Material provided |
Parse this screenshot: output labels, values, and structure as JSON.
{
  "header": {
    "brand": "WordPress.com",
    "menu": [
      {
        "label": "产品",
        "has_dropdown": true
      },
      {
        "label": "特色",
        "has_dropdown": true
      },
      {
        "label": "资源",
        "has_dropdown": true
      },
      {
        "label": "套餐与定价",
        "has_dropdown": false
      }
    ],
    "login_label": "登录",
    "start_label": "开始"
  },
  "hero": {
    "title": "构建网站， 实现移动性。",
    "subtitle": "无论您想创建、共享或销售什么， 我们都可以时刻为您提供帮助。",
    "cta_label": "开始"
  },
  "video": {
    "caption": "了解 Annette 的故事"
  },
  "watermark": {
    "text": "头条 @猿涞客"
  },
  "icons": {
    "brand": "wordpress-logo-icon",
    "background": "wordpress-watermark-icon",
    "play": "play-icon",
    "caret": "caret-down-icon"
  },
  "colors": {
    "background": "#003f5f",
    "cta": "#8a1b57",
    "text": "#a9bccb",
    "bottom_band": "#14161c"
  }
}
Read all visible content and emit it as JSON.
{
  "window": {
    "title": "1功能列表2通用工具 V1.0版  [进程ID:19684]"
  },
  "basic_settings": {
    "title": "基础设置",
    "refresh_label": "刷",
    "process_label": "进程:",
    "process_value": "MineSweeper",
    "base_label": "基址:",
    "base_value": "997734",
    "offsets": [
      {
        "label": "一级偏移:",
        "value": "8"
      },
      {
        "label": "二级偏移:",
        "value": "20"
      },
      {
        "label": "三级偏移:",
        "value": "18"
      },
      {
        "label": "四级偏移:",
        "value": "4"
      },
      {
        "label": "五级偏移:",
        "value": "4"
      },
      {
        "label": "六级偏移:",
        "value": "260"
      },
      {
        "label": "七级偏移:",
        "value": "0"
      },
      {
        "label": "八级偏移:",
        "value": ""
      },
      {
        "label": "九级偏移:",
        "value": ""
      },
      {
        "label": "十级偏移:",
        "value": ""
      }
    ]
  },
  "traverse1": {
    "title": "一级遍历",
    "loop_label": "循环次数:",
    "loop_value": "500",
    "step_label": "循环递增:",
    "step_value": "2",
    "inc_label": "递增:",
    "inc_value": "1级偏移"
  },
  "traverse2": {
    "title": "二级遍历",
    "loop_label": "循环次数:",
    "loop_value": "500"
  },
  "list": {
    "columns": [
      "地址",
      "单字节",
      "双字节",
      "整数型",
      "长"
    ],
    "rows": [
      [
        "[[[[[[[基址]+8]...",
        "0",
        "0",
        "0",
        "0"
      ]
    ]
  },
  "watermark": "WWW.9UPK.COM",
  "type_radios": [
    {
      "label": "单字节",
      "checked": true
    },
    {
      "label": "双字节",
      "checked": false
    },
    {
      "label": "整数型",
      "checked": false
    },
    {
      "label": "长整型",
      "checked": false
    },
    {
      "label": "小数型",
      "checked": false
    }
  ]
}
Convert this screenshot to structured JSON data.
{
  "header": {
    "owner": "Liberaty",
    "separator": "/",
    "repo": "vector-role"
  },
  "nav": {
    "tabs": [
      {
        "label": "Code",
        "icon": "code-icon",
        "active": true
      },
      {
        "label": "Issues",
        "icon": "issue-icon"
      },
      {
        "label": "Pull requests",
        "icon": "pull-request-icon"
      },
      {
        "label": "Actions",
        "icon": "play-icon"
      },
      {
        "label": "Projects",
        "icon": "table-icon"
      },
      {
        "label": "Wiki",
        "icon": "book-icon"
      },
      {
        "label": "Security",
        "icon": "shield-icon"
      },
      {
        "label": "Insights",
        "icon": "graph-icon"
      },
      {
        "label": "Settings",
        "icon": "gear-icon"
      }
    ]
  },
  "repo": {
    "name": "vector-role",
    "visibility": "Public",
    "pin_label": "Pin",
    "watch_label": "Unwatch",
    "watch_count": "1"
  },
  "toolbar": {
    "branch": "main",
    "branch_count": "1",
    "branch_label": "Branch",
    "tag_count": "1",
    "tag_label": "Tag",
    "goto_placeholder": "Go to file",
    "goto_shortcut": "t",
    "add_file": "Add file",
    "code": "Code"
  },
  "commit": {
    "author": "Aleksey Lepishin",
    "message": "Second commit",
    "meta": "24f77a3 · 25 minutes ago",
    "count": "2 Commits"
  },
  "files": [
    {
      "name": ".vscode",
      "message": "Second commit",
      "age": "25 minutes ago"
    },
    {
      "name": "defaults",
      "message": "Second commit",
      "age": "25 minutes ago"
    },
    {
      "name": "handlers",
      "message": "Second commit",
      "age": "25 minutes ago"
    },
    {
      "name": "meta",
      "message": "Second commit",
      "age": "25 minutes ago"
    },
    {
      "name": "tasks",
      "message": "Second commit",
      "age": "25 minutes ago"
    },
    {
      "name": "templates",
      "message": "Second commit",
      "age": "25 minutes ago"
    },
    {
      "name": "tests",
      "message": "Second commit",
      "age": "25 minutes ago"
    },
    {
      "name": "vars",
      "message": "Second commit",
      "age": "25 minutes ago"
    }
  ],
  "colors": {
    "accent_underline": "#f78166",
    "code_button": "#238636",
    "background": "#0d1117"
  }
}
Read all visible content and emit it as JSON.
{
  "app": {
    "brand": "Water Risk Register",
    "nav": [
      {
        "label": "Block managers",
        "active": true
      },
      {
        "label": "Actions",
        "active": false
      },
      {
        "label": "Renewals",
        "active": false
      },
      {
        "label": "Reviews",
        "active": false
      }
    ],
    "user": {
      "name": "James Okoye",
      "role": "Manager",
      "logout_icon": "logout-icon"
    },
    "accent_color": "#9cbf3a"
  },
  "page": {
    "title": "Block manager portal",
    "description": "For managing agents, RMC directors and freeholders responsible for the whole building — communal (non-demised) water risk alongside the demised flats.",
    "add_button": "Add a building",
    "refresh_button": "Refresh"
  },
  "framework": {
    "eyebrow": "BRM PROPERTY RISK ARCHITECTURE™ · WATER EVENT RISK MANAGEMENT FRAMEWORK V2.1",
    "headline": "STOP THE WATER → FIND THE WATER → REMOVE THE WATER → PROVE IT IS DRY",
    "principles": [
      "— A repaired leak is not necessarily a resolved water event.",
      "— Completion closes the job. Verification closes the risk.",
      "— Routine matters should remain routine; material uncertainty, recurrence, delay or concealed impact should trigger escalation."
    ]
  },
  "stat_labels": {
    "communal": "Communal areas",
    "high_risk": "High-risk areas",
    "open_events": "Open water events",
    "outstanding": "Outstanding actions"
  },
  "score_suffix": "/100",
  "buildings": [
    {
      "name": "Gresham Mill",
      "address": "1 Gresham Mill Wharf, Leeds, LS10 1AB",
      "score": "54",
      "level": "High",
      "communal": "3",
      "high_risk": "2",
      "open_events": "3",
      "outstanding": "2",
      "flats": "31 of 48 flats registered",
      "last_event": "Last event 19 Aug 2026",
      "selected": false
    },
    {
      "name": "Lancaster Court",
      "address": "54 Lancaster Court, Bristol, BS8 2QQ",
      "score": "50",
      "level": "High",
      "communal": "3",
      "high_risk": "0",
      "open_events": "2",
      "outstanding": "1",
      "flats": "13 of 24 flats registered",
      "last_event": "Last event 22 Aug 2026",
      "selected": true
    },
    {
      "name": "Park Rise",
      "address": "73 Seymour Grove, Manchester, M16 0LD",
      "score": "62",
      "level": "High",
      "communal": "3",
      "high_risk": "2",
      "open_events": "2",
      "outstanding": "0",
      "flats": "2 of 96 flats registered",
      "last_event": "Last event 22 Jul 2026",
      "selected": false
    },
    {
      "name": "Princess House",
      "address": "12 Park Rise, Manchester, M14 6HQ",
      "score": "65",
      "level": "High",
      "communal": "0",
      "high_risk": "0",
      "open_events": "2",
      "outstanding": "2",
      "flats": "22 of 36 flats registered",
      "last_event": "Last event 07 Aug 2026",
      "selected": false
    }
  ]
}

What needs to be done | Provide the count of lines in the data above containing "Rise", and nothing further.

Expected output | 2